____ Provided entries

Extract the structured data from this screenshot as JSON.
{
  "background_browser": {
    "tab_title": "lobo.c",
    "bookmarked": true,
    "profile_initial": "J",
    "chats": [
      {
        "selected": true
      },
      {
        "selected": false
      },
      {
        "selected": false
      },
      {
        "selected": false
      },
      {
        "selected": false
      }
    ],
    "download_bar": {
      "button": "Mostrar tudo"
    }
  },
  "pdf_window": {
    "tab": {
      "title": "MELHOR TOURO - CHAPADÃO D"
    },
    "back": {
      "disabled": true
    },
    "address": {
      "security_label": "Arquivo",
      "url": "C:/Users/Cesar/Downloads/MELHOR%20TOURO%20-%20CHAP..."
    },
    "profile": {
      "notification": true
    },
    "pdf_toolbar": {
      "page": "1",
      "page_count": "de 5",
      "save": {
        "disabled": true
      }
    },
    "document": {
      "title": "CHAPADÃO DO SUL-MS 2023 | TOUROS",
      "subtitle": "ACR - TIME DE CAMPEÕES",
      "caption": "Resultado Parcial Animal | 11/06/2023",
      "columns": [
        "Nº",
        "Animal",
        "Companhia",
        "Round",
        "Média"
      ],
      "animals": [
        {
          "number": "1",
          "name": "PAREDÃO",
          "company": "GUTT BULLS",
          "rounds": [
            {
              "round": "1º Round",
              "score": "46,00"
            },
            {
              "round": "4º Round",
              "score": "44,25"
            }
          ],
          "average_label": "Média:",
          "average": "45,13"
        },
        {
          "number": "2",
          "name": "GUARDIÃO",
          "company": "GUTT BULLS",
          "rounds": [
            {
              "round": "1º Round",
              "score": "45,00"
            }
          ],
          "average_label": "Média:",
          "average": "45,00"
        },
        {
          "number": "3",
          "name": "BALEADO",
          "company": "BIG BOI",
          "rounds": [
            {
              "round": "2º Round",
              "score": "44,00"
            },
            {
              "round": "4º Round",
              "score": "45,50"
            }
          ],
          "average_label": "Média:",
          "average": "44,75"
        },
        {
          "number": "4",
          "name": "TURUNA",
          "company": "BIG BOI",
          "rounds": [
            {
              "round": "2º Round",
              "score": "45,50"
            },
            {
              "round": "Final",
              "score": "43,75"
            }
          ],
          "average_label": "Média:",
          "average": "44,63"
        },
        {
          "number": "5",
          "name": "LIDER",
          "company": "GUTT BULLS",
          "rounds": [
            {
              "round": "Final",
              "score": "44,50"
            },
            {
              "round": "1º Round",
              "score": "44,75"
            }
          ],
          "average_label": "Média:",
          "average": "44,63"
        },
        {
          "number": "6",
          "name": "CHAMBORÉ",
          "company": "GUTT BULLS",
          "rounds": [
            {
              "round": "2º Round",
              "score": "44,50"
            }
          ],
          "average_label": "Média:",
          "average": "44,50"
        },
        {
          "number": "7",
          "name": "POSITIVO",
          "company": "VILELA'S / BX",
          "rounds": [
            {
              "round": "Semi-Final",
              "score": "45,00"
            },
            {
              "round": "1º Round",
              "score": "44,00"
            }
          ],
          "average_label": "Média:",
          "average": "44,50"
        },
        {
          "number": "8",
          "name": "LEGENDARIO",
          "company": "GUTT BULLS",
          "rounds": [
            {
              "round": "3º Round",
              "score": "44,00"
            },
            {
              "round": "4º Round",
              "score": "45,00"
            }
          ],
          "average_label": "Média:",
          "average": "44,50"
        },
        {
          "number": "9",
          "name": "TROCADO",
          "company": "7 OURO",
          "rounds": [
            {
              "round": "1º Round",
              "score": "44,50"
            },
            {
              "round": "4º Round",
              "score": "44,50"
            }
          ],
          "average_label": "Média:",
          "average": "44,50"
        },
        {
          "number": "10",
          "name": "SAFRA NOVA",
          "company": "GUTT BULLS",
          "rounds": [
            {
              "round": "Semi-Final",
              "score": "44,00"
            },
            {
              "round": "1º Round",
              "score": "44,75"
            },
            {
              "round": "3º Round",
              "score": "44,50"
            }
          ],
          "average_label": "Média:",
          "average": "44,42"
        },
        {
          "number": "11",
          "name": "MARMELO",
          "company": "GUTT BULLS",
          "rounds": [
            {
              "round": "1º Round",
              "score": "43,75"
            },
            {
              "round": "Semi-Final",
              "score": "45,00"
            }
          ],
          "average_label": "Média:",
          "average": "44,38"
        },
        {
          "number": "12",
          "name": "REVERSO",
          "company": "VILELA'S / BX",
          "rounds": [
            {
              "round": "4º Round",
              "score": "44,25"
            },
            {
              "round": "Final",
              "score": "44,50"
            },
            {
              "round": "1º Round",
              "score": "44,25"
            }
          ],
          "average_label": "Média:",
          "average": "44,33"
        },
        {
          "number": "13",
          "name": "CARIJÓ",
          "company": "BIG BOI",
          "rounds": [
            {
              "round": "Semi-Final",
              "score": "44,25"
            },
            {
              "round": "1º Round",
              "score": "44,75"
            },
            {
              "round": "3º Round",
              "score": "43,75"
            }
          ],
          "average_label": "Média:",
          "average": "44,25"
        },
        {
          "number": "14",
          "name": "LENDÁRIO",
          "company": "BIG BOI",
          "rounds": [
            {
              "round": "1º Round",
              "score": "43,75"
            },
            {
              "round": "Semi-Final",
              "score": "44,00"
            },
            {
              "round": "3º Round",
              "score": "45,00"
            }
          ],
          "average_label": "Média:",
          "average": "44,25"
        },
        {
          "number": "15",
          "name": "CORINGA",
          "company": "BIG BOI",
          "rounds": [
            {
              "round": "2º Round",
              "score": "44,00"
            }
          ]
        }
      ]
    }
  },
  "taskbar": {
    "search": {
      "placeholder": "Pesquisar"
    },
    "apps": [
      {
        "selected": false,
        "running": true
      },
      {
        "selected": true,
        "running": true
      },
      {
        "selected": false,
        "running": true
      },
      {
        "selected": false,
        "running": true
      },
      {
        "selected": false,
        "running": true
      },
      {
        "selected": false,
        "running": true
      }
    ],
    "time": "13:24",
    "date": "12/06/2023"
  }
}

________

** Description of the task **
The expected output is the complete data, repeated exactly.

** Response **
Extract the structured data from this screenshot as JSON.
{
  "background_browser": {
    "tab_title": "lobo.c",
    "bookmarked": true,
    "profile_initial": "J",
    "chats": [
      {
        "selected": true
      },
      {
        "selected": false
      },
      {
        "selected": false
      },
      {
        "selected": false
      },
      {
        "selected": false
      }
    ],
    "download_bar": {
      "button": "Mostrar tudo"
    }
  },
  "pdf_window": {
    "tab": {
      "title": "MELHOR TOURO - CHAPADÃO D"
    },
    "back": {
      "disabled": true
    },
    "address": {
      "security_label": "Arquivo",
      "url": "C:/Users/Cesar/Downloads/MELHOR%20TOURO%20-%20CHAP..."
    },
    "profile": {
      "notification": true
    },
    "pdf_toolbar": {
      "page": "1",
      "page_count": "de 5",
      "save": {
        "disabled": true
      }
    },
    "document": {
      "title": "CHAPADÃO DO SUL-MS 2023 | TOUROS",
      "subtitle": "ACR - TIME DE CAMPEÕES",
      "caption": "Resultado Parcial Animal | 11/06/2023",
      "columns": [
        "Nº",
        "Animal",
        "Companhia",
        "Round",
        "Média"
      ],
      "animals": [
        {
          "number": "1",
          "name": "PAREDÃO",
          "company": "GUTT BULLS",
          "rounds": [
            {
              "round": "1º Round",
              "score": "46,00"
            },
            {
              "round": "4º Round",
              "score": "44,25"
            }
          ],
          "average_label": "Média:",
          "average": "45,13"
        },
        {
          "number": "2",
          "name": "GUARDIÃO",
          "company": "GUTT BULLS",
          "rounds": [
            {
              "round": "1º Round",
              "score": "45,00"
            }
          ],
          "average_label": "Média:",
          "average": "45,00"
        },
        {
          "number": "3",
          "name": "BALEADO",
          "company": "BIG BOI",
          "rounds": [
            {
              "round": "2º Round",
              "score": "44,00"
            },
            {
              "round": "4º Round",
              "score": "45,50"
            }
          ],
          "average_label": "Média:",
          "average": "44,75"
        },
        {
          "number": "4",
          "name": "TURUNA",
          "company": "BIG BOI",
          "rounds": [
            {
              "round": "2º Round",
              "score": "45,50"
            },
            {
              "round": "Final",
              "score": "43,75"
            }
          ],
          "average_label": "Média:",
          "average": "44,63"
        },
        {
          "number": "5",
          "name": "LIDER",
          "company": "GUTT BULLS",
          "rounds": [
            {
              "round": "Final",
              "score": "44,50"
            },
            {
              "round": "1º Round",
              "score": "44,75"
            }
          ],
          "average_label": "Média:",
          "average": "44,63"
        },
        {
          "number": "6",
          "name": "CHAMBORÉ",
          "company": "GUTT BULLS",
          "rounds": [
            {
              "round": "2º Round",
              "score": "44,50"
            }
          ],
          "average_label": "Média:",
          "average": "44,50"
        },
        {
          "number": "7",
          "name": "POSITIVO",
          "company": "VILELA'S / BX",
          "rounds": [
            {
              "round": "Semi-Final",
              "score": "45,00"
            },
            {
              "round": "1º Round",
              "score": "44,00"
            }
          ],
          "average_label": "Média:",
          "average": "44,50"
        },
        {
          "number": "8",
          "name": "LEGENDARIO",
          "company": "GUTT BULLS",
          "rounds": [
            {
              "round": "3º Round",
              "score": "44,00"
            },
            {
              "round": "4º Round",
              "score": "45,00"
            }
          ],
          "average_label": "Média:",
          "average": "44,50"
        },
        {
          "number": "9",
          "name": "TROCADO",
          "company": "7 OURO",
          "rounds": [
            {
              "round": "1º Round",
              "score": "44,50"
            },
            {
              "round": "4º Round",
              "score": "44,50"
            }
          ],
          "average_label": "Média:",
          "average": "44,50"
        },
        {
          "number": "10",
          "name": "SAFRA NOVA",
          "company": "GUTT BULLS",
          "rounds": [
            {
              "round": "Semi-Final",
              "score": "44,00"
            },
            {
              "round": "1º Round",
              "score": "44,75"
            },
            {
              "round": "3º Round",
              "score": "44,50"
            }
          ],
          "average_label": "Média:",
          "average": "44,42"
        },
        {
          "number": "11",
          "name": "MARMELO",
          "company": "GUTT BULLS",
          "rounds": [
            {
              "round": "1º Round",
              "score": "43,75"
            },
            {
              "round": "Semi-Final",
              "score": "45,00"
            }
          ],
          "average_label": "Média:",
          "average": "44,38"
        },
        {
          "number": "12",
          "name": "REVERSO",
          "company": "VILELA'S / BX",
          "rounds": [
            {
              "round": "4º Round",
              "score": "44,25"
            },
            {
              "round": "Final",
              "score": "44,50"
            },
            {
              "round": "1º Round",
              "score": "44,25"
            }
          ],
          "average_label": "Média:",
          "average": "44,33"
        },
        {
          "number": "13",
          "name": "CARIJÓ",
          "company": "BIG BOI",
          "rounds": [
            {
              "round": "Semi-Final",
              "score": "44,25"
            },
            {
              "round": "1º Round",
              "score": "44,75"
            },
            {
              "round": "3º Round",
              "score": "43,75"
            }
          ],
          "average_label": "Média:",
          "average": "44,25"
        },
        {
          "number": "14",
          "name": "LENDÁRIO",
          "company": "BIG BOI",
          "rounds": [
            {
              "round": "1º Round",
              "score": "43,75"
            },
            {
              "round": "Semi-Final",
              "score": "44,00"
            },
            {
              "round": "3º Round",
              "score": "45,00"
            }
          ],
          "average_label": "Média:",
          "average": "44,25"
        },
        {
          "number": "15",
          "name": "CORINGA",
          "company": "BIG BOI",
          "rounds": [
            {
              "round": "2º Round",
              "score": "44,00"
            }
          ]
        }
      ]
    }
  },
  "taskbar": {
    "search": {
      "placeholder": "Pesquisar"
    },
    "apps": [
      {
        "selected": false,
        "running": true
      },
      {
        "selected": true,
        "running": true
      },
      {
        "selected": false,
        "running": true
      },
      {
        "selected": false,
        "running": true
      },
      {
        "selected": false,
        "running": true
      },
      {
        "selected": false,
        "running": true
      }
    ],
    "time": "13:24",
    "date": "12/06/2023"
  }
}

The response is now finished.